Information given:
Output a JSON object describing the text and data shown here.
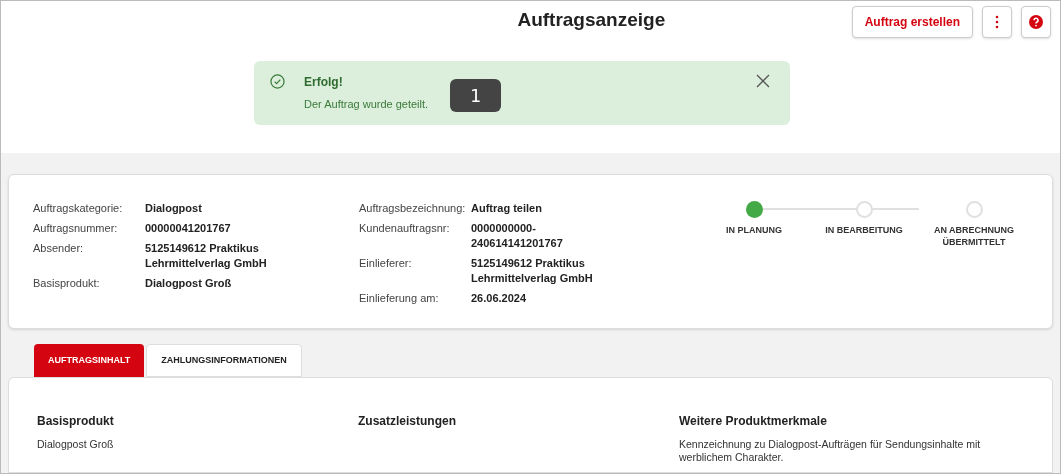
{
  "header": {
    "title": "Auftragsanzeige",
    "buttons": [
      {
        "kind": "text",
        "label": "Auftrag erstellen"
      },
      {
        "kind": "more"
      },
      {
        "kind": "help"
      }
    ]
  },
  "alert": {
    "title": "Erfolg!",
    "message": "Der Auftrag wurde geteilt.",
    "marker": "1"
  },
  "details": {
    "left": [
      {
        "label": "Auftragskategorie:",
        "value": "Dialogpost"
      },
      {
        "label": "Auftragsnummer:",
        "value": "00000041201767"
      },
      {
        "label": "Absender:",
        "value": "5125149612 Praktikus Lehrmittelverlag GmbH"
      },
      {
        "label": "Basisprodukt:",
        "value": "Dialogpost Groß"
      }
    ],
    "right": [
      {
        "label": "Auftragsbezeichnung:",
        "value": "Auftrag teilen"
      },
      {
        "label": "Kundenauftragsnr:",
        "value": "0000000000-240614141201767"
      },
      {
        "label": "Einlieferer:",
        "value": "5125149612 Praktikus Lehrmittelverlag GmbH"
      },
      {
        "label": "Einlieferung am:",
        "value": "26.06.2024"
      }
    ]
  },
  "status_steps": [
    {
      "label": "IN PLANUNG",
      "selected": true
    },
    {
      "label": "IN BEARBEITUNG",
      "selected": false
    },
    {
      "label": "AN ABRECHNUNG ÜBERMITTELT",
      "selected": false
    }
  ],
  "tabs": [
    {
      "label": "AUFTRAGSINHALT",
      "selected": true
    },
    {
      "label": "ZAHLUNGSINFORMATIONEN",
      "selected": false
    }
  ],
  "content": [
    {
      "heading": "Basisprodukt",
      "text": "Dialogpost Groß"
    },
    {
      "heading": "Zusatzleistungen"
    },
    {
      "heading": "Weitere Produktmerkmale",
      "text": "Kennzeichnung zu Dialogpost-Aufträgen für Sendungsinhalte mit werblichem Charakter."
    }
  ]
}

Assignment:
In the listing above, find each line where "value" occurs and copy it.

Answer to this task:
        "value": "Dialogpost"
        "value": "00000041201767"
        "value": "5125149612 Praktikus Lehrmittelverlag GmbH"
        "value": "Dialogpost Groß"
        "value": "Auftrag teilen"
        "value": "0000000000-240614141201767"
        "value": "5125149612 Praktikus Lehrmittelverlag GmbH"
        "value": "26.06.2024"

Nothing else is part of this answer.